Jillian's choice

Margaret Somerville
Originally published as:
"Jillian's choice",
Globe and Mail, January 8th, 2005, F6
© Margaret Somerville
Reproduced with Permission

The tsunami disaster seems so close in Australia, where I've been visiting.

One Aussie told how he had been in the nightclub in Bali when the bombs exploded and he had escaped. Now, he was on the beach in Phuket when the sea exploded and once again had escaped. A friend remarked, "You wouldn't want to take your next holiday with him!"

But the story of Jillian Searle, the Australian woman who decided to let her five-year-old son go, is discussed in hushed and serious tones. It's too awful even to think about.

What hasn't been discussed is the question of media ethics that it raises. Should the media have reported this, and in this way? What about when the child sees the footage in the future or when others recognize him as that child -- the child whose life his mother chose to risk? A friend with whom I was watching the TV report, who has four sons, gasped and said, "That poor child. Now, he will always think his mother didn't love him best!"

She believes that a second child is often the mother's favourite, because she is usually more laid back, less aggressive, more affectionate than with the first.

As a young mother herself, she lived in many countries and recently found all the letters she had written to her mother while away -- her mother had kept them.

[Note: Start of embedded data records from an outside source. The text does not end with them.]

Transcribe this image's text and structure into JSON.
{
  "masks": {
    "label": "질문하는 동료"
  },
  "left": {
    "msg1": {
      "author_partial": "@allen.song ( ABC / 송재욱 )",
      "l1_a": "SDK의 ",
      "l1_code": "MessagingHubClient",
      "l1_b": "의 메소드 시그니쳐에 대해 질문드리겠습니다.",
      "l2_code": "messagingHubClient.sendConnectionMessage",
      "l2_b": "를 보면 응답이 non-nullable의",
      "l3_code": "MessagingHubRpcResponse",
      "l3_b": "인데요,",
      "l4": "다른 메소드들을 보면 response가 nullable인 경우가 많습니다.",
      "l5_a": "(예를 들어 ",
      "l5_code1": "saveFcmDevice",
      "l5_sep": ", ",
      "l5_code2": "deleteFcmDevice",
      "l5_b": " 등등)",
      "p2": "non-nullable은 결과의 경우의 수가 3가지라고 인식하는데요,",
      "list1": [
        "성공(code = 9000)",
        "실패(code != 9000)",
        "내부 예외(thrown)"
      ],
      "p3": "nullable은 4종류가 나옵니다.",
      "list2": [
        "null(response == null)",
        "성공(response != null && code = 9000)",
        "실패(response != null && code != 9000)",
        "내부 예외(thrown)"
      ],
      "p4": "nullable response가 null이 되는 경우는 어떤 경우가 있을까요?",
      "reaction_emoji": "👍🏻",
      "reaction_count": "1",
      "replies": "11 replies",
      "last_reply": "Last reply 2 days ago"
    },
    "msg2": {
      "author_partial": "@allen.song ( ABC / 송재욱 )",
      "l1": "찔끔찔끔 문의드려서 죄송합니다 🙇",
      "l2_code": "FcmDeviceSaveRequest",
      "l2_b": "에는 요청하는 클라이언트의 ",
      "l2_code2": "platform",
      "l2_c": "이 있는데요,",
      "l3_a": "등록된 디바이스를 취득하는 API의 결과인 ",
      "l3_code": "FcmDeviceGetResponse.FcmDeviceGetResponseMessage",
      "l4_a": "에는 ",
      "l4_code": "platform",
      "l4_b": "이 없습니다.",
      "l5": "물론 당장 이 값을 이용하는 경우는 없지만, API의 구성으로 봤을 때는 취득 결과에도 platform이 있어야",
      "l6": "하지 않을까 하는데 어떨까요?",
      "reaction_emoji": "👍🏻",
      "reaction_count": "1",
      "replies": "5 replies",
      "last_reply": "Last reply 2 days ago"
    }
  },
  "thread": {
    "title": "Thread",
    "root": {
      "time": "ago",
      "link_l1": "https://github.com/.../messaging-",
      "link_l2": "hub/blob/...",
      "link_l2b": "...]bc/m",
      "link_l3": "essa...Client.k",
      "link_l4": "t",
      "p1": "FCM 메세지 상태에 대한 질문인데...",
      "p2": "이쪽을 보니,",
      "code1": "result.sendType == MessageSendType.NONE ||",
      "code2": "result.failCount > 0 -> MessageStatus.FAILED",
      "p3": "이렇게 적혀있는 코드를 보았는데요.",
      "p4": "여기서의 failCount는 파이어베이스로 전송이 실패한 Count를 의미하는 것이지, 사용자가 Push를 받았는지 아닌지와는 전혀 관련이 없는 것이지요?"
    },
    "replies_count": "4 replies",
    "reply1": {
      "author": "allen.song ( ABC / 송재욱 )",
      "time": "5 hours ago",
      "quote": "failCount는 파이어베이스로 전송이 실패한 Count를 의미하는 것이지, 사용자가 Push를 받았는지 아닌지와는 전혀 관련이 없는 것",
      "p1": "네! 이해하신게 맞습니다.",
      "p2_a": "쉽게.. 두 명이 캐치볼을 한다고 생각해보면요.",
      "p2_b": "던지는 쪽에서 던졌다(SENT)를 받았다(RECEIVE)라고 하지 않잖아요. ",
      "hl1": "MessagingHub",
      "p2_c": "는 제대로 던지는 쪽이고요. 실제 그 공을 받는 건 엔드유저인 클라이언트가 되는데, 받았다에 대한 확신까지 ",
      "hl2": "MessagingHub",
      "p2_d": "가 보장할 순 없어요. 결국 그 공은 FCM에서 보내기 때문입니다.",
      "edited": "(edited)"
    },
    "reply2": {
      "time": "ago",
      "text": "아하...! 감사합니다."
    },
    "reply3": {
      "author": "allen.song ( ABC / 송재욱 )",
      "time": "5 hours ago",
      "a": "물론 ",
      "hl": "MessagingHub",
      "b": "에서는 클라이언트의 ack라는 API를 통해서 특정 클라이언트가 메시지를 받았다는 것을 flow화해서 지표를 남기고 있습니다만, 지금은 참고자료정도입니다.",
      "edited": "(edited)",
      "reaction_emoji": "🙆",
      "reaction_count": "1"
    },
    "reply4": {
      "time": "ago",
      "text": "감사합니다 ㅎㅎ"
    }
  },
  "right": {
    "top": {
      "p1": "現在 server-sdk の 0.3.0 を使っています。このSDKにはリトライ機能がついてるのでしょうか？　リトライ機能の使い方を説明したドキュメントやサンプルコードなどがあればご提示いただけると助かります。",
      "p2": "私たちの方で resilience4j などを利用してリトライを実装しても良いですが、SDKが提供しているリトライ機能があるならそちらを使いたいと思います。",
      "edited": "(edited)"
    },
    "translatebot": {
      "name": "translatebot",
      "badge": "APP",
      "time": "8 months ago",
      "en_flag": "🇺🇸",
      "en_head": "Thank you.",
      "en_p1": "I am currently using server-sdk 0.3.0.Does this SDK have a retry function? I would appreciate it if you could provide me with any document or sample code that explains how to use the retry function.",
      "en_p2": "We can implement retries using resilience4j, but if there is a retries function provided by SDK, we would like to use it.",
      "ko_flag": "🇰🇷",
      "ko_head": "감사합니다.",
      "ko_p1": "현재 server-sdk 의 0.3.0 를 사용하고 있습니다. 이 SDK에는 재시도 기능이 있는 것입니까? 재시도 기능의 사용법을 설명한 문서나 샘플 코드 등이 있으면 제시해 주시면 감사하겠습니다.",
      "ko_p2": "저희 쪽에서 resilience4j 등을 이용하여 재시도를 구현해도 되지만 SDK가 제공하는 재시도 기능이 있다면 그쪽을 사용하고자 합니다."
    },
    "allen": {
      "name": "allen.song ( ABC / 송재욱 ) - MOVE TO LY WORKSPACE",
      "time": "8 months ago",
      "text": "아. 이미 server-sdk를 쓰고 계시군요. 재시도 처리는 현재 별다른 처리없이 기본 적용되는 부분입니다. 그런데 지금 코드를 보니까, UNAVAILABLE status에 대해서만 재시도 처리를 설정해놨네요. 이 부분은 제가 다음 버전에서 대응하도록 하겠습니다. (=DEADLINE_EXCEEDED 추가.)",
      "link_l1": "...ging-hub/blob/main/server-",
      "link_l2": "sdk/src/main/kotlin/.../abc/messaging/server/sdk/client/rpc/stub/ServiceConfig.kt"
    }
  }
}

She said she wouldn't be able to show them to her sons who are now all in their 30s and 40s, because they might see she loved one son best -- although she pointed out the favourite changed from time to time.

We discussed whether all parents have a favourite. We also spoke about whether everyone feels guilty about such feelings. I recently said to my 85-year-old aunt in Adelaide -- my mother's younger sister, who was as much a mother to me as my mother -- that my mother much preferred my younger brother. She agreed in a matter-of-fact way and said, "But you were your father's favourite, so that's fair!"

But what about when such feelings get translated into life-and-death decisions as in this case? Could it be a survival mechanism that when both children can't be saved, at least one will be? Might the younger child be preferred because the relationship is less complicated and complex? Might mothers have to prefer a younger child who is more dependent and needy for that child to have any chance of survival? What if mothers just doted on the oldest and the others never had a chance?

Michael Meaney's work at McGill University on the genetic basis of certain behaviour -- for instance, nurturing in rats -- comes to mind here. Might we be genetically programmed to act in extreme situations where analysis is not possible so as to give all the children some chance of survival?

My grandmother was a Fitzgerald and her family crest shows a monkey with a broken chain around its neck sitting on top of a chimney with a baby in its arms.

The legend is that centuries ago when the family castle in Ireland was invaded and the family annihilated, the pet monkey broke its chain and snatched the youngest son from his crib and took him to the chimney top. Through that child, the family survived.

The most urgent ethical issue, however, is to stop the damage to this mother and her child -- first do no harm -- and to the extent possible repair it. There but for the grace of God go I -- and that's all of us.

Ethicist Margaret Somerville holds professorships in both law and medicine at McGill University.